As Chuck mentioned in yesterday’s post, we arrived with an empty freezer and refrigerator, so were forced – I say forced – to find somewhere for lunch. Joe, our campground owner/host, recommended a local place for barbeque. He said his favorite place was Broad Street Barbeque in Kingsport but told us that the place was small and not fancy but had good food. In unison we replied – “Sounds like our kind of place.”
Joe was right on all counts. The restaurant had seating for about 75. You order your meal at the front counter, find a seat, and when the food is ready the one and only server calls your name, you wave your arm in the air, and she brings your food.
And what food it was. I was trying to decide between pulled pork or ribs when I saw that the lunch special was a sampler platter – a large serving of pulled pork, a large serving of pulled chicken, two ribs, two sides, and a slice of Texas toast. My decision was made (and so was Chuck’s). From a list of sides that included creamy slaw, Steve’s slaw (?), green beans, fries, baked beans, chips, potato salad, and macaroni salad, I chose the creamy slaw and beans and Chuck (whose order is shown to the right) the potato salad and beans.
All three meats were excellent – just enough smoke flavor without reaching the harsh, almost bitter, stage. The ribs had a light coating of sauce and were virtually fat free and the meat fell from the bones. On the table was our choice of three sauces – North Caroline vinegar/hot pepper, a sweet tomato, and the house “signature” sauce. As many times as I’ve tried North Carolina sauces, I’ve never found one I liked. And, since I don’t like overly sweet barbecue, I stuck with the house sauce which had a good balance of sweet and tart.
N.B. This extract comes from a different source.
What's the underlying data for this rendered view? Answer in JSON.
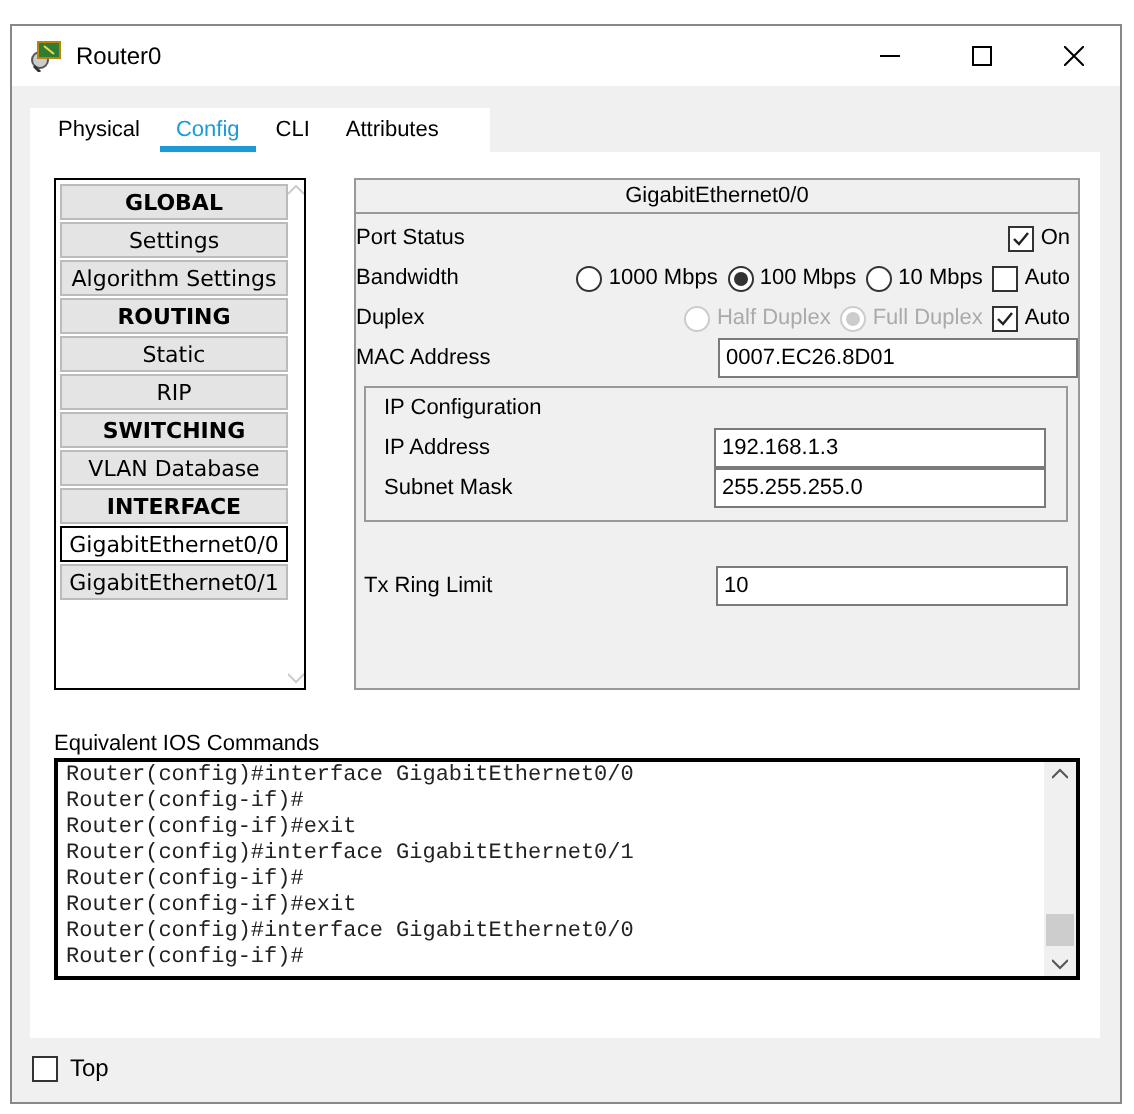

I keep raving over baked beans and, again, these were delicious. The sauce had a little more vinegar tang than we found 100 miles north but excellent anyway. I tasted Chuck’s potato salad, and it contained a good quantity of egg – a plus for Chuck and me. And my creamy slaw was delicious.
We agreed that – except for Natural Born Grillers – this was the best barbeque so far and warrants a 4.5 Addie rating. I still have two small containers of NBG’s spicy barbeque sauce in the freezer and we plan to stop at Broad Street Barbeque for some take-out pulled pork to eat at home with the sauce. Only really good barbeque deserves this sauce.
Today was a day for reading brochures, barbecuing chicken, and waiting for the repairman. We had a little time, so Kate took to the grill with the result being some of the juiciest, tastiest chicken imaginable.
(We will forgo a full Addie report for this meal which included a helping of Kate's superb three bean salad and some flavorful rice pilaf. I was so eager to begin eating that I forgot to photograph the servings.)
Now about the repairman. I had a little encounter with an RV-eating tree. As we drove into our campsite at the last campground, I had to make a left turn down the row and a right turn into the second spot in the row. While I was focused on driving into the site, I neglected to see that I had not swung far enough to the right before making my left turn. So, the tree caught the metal strip covering the awning that, when extended, covered one of the slide outs. (When the slide out is extended it prevents debris from staying on the slide and possibly being pulled into the interior of the RV when the slide out is retracted.)
FORTUNATELY, there was no damage to the awning or slide out, so it just involved sliding the cover into the edge of the awning and the base on the side of the RV. Then came the repairman's request for help. This also meant that I had to climb onto the roof of the RV to hold one end of the 13' metal cover while the repairman slid the cover along the strips on the awning and the wall of the RV to secure the awning. I must have been quite a sight crawling on the roof (rather than walking on it) and very, very cautiously backing up to the ladder and slowly taking those first couple of steps down the ladder.
UNFORTUNATELY, no photographs of this adventure can be found. They were mysteriously lost. This matter is being investigated.